Museum of Unique Byzantine Mosaics
The mosaic museum, which will be discussed below, is actually part of the peristyle of the large imperial palace in Constantinople, which was discovered in the 30s of the last century and literally resurrected from the ashes of the completely burned out buildings of the market and the former stables of the Ottoman army, which were located on the site the once majestic imperial palace. As is often the case in Istanbul, the unique Byzantine mosaics of the 5th-6th centuries were discovered by accident during construction work in the area of Arast Bazaar in 1933. As a result of excavations, about 2 thousand square meters of priceless mosaics made with the greatest art of lime, terracotta and glass 5mm cubes, the number of which per 1 sq.m., were discovered and excavated from the ground. reaches 40 (!!!) thousand.
All these wonderful mosaics are in the Museum of Mosaic, which is located near the very bazaar of Arast.
To find it, you need to go around the Blue Mosque from the back and go down Üçler Sokak-Tavukhane Sokak to Arasta Bazaar, enter the market itself and there will be a gap in the shopping arcade and a path to the right in the middle on the right side. Here is the entrance to the excavated Mosaic Museum.
The museum is open from 9 to 16 on all days except Monday. Entrance costs 8 Turkish lira.
After builders stumbled upon unusual stone paintings on the site of an abandoned ashes of the completely burnt out market buildings and the former stables of the Ottoman army, researchers from St. Andrews University (England) conducted large-scale archaeological research. As a result, a huge structure was discovered, covering an area of more than four thousand square meters, later identified as the peristyle of the large imperial palace in Constantinople. In addition, the remains of columns made to the Corinthian order were found here. This peristyle, apparently, was rebuilt under the emperor Justinian (527-565 AD). But the main find of archaeologists is, of course, miraculously preserved mosaics that once adorned the floors of this magnificent building. Untouched by time, mosaics were discovered in an area of about two thousand square meters.

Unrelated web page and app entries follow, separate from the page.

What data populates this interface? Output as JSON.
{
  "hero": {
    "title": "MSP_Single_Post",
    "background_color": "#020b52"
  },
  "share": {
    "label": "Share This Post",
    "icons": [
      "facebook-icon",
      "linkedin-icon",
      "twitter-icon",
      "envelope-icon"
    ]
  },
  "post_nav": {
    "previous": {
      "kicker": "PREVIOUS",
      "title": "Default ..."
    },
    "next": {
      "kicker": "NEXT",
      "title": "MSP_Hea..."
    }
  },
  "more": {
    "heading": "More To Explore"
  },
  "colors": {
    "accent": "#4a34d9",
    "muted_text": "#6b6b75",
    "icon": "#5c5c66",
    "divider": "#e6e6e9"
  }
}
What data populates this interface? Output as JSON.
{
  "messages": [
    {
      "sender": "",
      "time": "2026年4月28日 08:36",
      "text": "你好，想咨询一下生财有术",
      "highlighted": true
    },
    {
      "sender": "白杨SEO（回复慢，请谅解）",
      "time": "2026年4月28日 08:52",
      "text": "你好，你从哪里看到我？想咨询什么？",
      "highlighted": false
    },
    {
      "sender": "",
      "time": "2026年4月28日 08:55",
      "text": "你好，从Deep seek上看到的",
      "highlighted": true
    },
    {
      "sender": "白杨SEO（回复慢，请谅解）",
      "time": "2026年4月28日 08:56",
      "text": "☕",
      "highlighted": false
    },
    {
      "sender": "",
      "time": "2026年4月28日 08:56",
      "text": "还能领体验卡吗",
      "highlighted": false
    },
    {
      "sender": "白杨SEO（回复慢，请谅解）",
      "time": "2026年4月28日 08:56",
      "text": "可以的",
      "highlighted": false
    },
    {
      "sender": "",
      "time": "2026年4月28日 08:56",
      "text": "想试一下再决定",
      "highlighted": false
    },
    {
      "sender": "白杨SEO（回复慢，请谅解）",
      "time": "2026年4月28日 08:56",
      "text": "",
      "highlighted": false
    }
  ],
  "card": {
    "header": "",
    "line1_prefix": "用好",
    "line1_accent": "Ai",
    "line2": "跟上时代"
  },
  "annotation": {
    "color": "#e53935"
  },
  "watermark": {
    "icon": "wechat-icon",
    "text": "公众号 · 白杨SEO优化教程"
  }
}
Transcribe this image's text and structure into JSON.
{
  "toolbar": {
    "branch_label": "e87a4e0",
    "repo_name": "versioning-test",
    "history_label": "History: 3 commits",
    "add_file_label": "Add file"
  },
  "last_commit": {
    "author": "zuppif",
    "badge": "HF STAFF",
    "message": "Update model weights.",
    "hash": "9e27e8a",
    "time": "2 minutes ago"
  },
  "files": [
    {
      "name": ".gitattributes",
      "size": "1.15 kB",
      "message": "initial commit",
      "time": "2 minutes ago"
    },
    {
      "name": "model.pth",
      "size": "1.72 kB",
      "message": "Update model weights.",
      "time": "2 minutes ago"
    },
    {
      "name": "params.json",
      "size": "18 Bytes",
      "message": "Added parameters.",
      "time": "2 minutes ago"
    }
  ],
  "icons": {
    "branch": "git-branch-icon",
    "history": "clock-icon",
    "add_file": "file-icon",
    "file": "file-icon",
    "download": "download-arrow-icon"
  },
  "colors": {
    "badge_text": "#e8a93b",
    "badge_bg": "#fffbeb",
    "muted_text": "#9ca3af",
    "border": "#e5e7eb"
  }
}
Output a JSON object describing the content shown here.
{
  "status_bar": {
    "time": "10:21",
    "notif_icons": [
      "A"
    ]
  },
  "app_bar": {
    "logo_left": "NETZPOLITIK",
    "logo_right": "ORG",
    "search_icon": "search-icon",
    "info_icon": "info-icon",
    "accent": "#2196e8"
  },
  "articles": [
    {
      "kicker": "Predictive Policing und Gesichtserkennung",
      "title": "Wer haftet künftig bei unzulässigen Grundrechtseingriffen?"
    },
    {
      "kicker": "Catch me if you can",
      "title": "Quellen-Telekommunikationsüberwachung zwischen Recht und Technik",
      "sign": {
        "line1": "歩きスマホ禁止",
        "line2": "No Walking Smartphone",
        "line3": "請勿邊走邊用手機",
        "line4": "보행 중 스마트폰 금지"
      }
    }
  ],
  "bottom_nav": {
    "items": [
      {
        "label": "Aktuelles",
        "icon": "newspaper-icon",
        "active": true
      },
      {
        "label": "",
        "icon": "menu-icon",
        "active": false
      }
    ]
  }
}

The museum is located right on the site of those same excavations – exactly where the mosaics were found and the peristyle of the palace was located. The museum was first opened in 1953. Unfortunately, the first museum building was wooden. Changes in temperature and humidity caused the mosaics more damage than in all previous years. In 1987, a new, major museum building was commissioned. And in 2012 it was restored and the ventilation and air conditioning system improved. Today, thousands of tourists can see unique Byzantine mosaics. And there is something to see !!!
The Grand Imperial Palace served not only as a home for the ruling family, but also as the center of state government, for civil and religious ceremonies. In fact, it was a huge and luxurious complex – seven palaces, the official residences of the emperor and empress, office space, many churches and chapels located among luxurious gardens and parks …
But time did its job. Official residences moved to the Blachernae Palace, and this complex gradually fell into disrepair, which was also facilitated by earthquakes and fires …
So the great imperial palace disappeared, burying mosaics of incredible beauty and complexity underground for many centuries ..
Today in the exposition of the mosaic museum in Istanbul, a variety of fragments of the found “floors” are presented – from small, about one square meter in size, to huge, with sides counting six meters. In total, the museum has about ninety genres of mosaics that describe the daily life of Byzantium: mythical creatures, exotic animals, hunting scenes, fighting between animals, everyday life scenes, children’s games, etc.
Mosaics are made with the greatest art of lime, terracotta and glass 5mm cubes, the number of which per 1 sq.m. reaches 40 thousand. This is incredible in complexity and impressive in the final result.
One cannot fail to note the high realism in the depiction of genre scenes that were achieved thanks to the extraordinary talent and skill of ancient decorators.
After filling the drainage with soil, consisting of a mixture of sand, clay and charcoal, a thorough ramming was carried out. Then a cement solution was poured into rectangular shapes, on which cubes of marble, glass, clay and terracotta of various colors were laid out.